Keywords: Decision Support System, Urban Development, Four Well-beings, Indicators, Storm water, Water body, Water Quality

The International Journal of Environmental Sustainability, Volume 9, Issue 4, December 2014, pp.31-47. Article: Print (Spiral Bound). Article: Electronic (PDF File; 691.318KB).

Jonathan Moores

Urban Aquatic Scientist, Urban Aquatic Environments, National Institute of Water and Atmospheric Research Ltd., Auckland, Auckland, New Zealand

I have a diverse range of expertise including environmental hydrology, water resource management and stormwater research, reflecting a career as both a researcher (now) and resource management practitioner (previously). I am currently leading research to develop a pilot planning tool to evaluate the effects of urban development on environmental, economic, social and cultural values of water bodies. I also lead studies investigating the sources, fate and treatment of contaminants in urban stormwater.

Dr. Christopher Batstone

Cawthron Institute, Nelson, Nelson, New Zealand

Dr. Jennifer Gadd

National Institute of Water and Atmospheric Research Ltd., Auckland, Auckland, New Zealand

Dr. Malcolm Green

National Institute of Water and Atmospheric Research Ltd., Hamilton, Waikato, New Zealand

Dr. Sharleen Harper

National Institute of Water and Atmospheric Research Ltd., Auckland, New Zealand

Dr Annette Semadeni-Davies

National Institute of Water and Atmospheric Research Ltd, Auckland, Auckland, New Zealand

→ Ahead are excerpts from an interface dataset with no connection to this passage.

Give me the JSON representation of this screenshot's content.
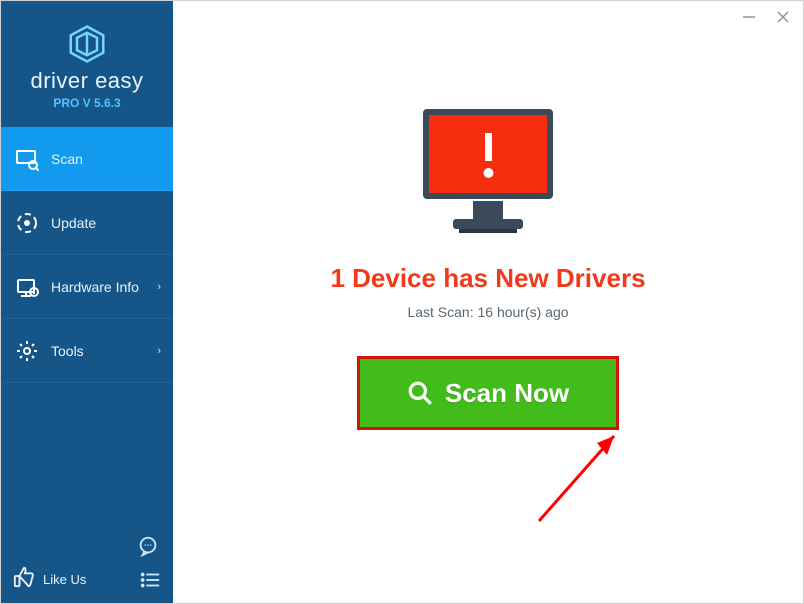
{
  "brand": {
    "name": "driver easy",
    "version": "PRO V 5.6.3"
  },
  "sidebar": {
    "items": [
      {
        "label": "Scan",
        "icon": "scan-icon",
        "has_caret": false,
        "active": true
      },
      {
        "label": "Update",
        "icon": "update-icon",
        "has_caret": false,
        "active": false
      },
      {
        "label": "Hardware Info",
        "icon": "hardware-icon",
        "has_caret": true,
        "active": false
      },
      {
        "label": "Tools",
        "icon": "tools-icon",
        "has_caret": true,
        "active": false
      }
    ],
    "likeus": "Like Us"
  },
  "main": {
    "status_title": "1 Device has New Drivers",
    "last_scan": "Last Scan: 16 hour(s) ago",
    "scan_button": "Scan Now"
  },
  "colors": {
    "sidebar_bg": "#165588",
    "sidebar_active": "#129aee",
    "status_red": "#f03a1b",
    "scan_green": "#41bc1a",
    "scan_border": "#d11507"
  }
}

Dr Richard Storey

National Institute of Water and Atmospheric Research Ltd, Hamilton, Waikato, New Zealand